--- DATA FOR THIS TASK Enclosed Below ---

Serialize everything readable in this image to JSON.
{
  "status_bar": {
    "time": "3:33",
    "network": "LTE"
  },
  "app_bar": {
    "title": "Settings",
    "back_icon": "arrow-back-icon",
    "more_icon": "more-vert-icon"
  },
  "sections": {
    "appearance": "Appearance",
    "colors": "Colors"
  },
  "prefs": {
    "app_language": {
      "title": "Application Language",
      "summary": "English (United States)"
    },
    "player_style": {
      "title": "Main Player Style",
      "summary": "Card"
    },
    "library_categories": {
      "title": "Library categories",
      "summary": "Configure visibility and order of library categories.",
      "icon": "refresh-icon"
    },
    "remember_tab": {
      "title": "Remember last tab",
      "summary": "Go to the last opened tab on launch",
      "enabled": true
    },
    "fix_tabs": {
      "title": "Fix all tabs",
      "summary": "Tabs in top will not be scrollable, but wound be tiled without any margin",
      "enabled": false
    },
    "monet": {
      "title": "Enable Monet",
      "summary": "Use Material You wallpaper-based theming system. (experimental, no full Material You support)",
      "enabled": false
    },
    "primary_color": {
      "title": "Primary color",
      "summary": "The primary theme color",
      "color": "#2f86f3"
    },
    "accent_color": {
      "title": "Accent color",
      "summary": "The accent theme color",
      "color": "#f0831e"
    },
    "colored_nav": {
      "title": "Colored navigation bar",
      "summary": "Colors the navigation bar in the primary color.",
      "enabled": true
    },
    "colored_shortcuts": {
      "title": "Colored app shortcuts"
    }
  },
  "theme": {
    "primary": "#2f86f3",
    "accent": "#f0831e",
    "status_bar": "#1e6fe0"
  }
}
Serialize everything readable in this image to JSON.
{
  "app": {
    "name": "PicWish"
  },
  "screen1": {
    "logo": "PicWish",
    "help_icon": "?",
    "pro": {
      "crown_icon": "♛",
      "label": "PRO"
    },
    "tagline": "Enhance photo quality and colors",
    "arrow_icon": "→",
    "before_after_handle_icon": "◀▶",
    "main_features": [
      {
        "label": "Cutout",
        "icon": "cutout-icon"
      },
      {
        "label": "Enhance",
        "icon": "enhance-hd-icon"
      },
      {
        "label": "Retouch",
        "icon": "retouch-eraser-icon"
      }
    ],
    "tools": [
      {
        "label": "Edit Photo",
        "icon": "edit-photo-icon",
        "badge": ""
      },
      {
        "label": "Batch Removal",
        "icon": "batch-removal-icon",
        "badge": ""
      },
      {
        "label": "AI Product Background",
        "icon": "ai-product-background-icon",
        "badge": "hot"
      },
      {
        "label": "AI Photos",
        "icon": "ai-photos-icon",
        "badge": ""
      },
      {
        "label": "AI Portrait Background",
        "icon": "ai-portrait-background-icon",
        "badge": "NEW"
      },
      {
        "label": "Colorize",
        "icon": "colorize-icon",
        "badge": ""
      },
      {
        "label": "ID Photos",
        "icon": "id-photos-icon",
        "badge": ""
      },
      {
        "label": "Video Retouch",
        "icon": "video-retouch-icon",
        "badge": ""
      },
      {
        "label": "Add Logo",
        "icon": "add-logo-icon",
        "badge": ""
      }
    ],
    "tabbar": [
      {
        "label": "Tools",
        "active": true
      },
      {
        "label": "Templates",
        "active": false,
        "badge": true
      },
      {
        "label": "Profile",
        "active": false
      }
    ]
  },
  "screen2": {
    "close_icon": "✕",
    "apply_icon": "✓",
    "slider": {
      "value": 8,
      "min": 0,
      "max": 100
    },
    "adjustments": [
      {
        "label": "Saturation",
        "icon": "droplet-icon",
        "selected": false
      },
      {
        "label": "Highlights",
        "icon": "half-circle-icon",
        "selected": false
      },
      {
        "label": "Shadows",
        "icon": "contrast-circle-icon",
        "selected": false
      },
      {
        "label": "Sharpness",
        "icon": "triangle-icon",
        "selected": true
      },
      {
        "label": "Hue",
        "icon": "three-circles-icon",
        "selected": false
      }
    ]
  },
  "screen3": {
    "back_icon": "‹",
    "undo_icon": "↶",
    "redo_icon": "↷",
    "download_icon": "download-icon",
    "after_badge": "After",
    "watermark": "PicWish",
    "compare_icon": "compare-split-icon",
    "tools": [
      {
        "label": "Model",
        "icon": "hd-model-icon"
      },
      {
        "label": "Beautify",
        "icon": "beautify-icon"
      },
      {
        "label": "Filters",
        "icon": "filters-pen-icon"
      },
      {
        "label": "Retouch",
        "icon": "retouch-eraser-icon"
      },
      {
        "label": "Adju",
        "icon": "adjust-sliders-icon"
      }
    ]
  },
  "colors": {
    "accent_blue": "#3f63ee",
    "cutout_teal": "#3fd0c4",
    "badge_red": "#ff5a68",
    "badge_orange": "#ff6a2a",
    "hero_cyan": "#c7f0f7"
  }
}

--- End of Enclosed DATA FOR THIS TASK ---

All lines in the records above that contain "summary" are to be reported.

## COMPLETED TASK
      "summary": "English (United States)"
      "summary": "Card"
      "summary": "Configure visibility and order of library categories.",
      "summary": "Go to the last opened tab on launch",
      "summary": "Tabs in top will not be scrollable, but wound be tiled without any margin",
      "summary": "Use Material You wallpaper-based theming system. (experimental, no full Material You support)",
      "summary": "The primary theme color",
      "summary": "The accent theme color",
      "summary": "Colors the navigation bar in the primary color.",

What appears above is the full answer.